In 2019, the African Union faces many challenges, with conflicts old and new simmering across the continent. To help resolve these crises – our annual survey lists seven particularly pressing ones – the regional organisation should also push ahead with institutional reforms.
Amid growing regional unrest, a fragile peace deal brokered between the warring parties in South Sudan has not won a broader political settlement. In this excerpt from our Watch List 2019 for European policymakers, Crisis Group advises the EU to take a lead in negotiations and put conditions on its monitoring of the agreement.
15 December 2018 marks the fifth anniversary of South Sudan's civil war. To ensure that September’s peace agreement does not meet the fate of previous failed attempts at peace, a broader political settlement that shares power across the country’s groups and regions is needed.
Talks between President Salva Kiir and former First Vice President Riek Machar in the Sudanese capital Khartoum offer the only, albeit slim, hope of a breakthrough in South Sudan’s brutal civil war. African leaders should offer cautious support during the Nouakchott AU summit.
Five years into South Sudan’s civil war more than half of the population is either displace or starving. In this interview, Crisis Group's Senior Analyst for the Horn of Africa Casie Copeland talks about the enormous humanitarian toll of the crisis.
A UN mission has largely succeeded in keeping the peace in Abyei, an oil-rich area claimed by both Sudan and South Sudan. But there has been less progress made on the mission's work in aiding political mechanisms to determine the final status of Abyei and demilitarise and demarcate the border. As the UN Security Council debates the mission's scope, these mechanisms deserve ongoing support.
In 2018, the African Union (AU) and its new Assembly Chairperson President Paul Kagame of Rwanda have the chance to push ahead with much-needed institutional reforms. But the AU must not lose focus on dire conflicts and defusing potential electoral violence.
China’s growing involvement in South Sudan’s civil war differs from its past approach to non-interference, though there is debate on the long-term implications as its role in African, and global, security affairs expands.

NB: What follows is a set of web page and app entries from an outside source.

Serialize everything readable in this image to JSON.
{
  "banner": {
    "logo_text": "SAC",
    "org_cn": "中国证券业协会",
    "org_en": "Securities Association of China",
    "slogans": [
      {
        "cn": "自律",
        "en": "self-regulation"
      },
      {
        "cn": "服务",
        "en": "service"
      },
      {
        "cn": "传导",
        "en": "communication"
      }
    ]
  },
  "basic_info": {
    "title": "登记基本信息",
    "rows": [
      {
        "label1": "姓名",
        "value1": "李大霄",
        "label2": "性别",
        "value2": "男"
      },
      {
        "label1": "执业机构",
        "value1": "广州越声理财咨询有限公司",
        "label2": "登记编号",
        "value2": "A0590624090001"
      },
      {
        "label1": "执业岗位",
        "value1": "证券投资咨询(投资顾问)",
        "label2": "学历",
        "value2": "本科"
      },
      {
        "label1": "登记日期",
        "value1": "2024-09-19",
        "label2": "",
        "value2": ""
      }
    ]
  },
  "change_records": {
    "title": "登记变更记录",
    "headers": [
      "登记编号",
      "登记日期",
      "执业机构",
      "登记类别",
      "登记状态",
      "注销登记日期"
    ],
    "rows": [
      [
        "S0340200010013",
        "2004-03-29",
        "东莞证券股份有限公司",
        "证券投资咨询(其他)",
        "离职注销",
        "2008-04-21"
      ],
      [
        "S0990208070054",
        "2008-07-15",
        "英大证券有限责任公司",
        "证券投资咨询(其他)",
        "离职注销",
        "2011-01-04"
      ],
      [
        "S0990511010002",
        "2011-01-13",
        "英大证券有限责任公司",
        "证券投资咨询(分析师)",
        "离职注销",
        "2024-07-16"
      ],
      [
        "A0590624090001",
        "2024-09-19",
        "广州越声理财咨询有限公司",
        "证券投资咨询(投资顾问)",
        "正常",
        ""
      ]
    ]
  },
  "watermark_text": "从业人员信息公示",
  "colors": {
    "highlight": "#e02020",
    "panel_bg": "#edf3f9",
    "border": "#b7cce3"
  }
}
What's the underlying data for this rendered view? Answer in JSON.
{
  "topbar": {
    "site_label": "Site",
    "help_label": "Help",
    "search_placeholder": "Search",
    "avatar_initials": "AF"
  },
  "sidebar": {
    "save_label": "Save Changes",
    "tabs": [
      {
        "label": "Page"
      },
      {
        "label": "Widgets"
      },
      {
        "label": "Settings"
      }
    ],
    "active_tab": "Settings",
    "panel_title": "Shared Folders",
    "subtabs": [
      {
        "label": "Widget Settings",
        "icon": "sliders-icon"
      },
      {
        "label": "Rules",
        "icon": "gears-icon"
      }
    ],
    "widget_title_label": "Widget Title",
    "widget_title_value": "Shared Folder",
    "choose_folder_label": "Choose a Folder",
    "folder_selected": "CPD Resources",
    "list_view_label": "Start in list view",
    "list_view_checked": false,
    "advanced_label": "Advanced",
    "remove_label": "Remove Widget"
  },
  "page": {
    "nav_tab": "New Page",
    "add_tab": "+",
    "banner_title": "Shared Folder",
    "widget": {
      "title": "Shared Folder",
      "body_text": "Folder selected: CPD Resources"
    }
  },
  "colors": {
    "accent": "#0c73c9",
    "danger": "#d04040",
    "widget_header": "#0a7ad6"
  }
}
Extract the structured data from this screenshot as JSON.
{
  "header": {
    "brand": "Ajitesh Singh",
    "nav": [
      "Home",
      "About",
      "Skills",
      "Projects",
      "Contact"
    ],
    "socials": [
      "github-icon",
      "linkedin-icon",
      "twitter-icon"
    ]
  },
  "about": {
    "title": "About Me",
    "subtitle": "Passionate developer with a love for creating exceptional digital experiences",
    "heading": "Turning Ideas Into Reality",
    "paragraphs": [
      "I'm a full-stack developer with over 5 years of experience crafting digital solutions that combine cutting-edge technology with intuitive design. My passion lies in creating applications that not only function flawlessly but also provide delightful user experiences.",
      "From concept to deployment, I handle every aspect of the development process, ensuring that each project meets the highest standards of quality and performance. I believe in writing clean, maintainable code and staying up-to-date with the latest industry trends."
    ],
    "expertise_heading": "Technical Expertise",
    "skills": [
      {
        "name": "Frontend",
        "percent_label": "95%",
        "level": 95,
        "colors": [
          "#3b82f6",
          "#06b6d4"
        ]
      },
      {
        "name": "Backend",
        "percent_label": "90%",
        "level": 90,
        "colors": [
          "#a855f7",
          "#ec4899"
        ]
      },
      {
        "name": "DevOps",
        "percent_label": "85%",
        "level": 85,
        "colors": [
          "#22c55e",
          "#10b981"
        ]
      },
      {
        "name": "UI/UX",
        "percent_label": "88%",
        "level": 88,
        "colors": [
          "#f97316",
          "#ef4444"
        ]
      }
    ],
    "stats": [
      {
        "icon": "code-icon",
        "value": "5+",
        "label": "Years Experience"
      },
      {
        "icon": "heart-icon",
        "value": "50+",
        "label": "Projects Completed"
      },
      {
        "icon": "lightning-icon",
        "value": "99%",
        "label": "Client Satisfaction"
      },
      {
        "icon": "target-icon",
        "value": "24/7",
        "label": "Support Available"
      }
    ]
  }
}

Originally published in South China Morning Post
Vigilante groups have been successful in providing local security. But subcontracting security functions to vigilante groups for counter-insurgency purposes is a dangerous option for fragile African states. African leaders should set clear objectives and mandates when enlisting vigilantes and invest in disarmament, demobilisation and reintegration programs.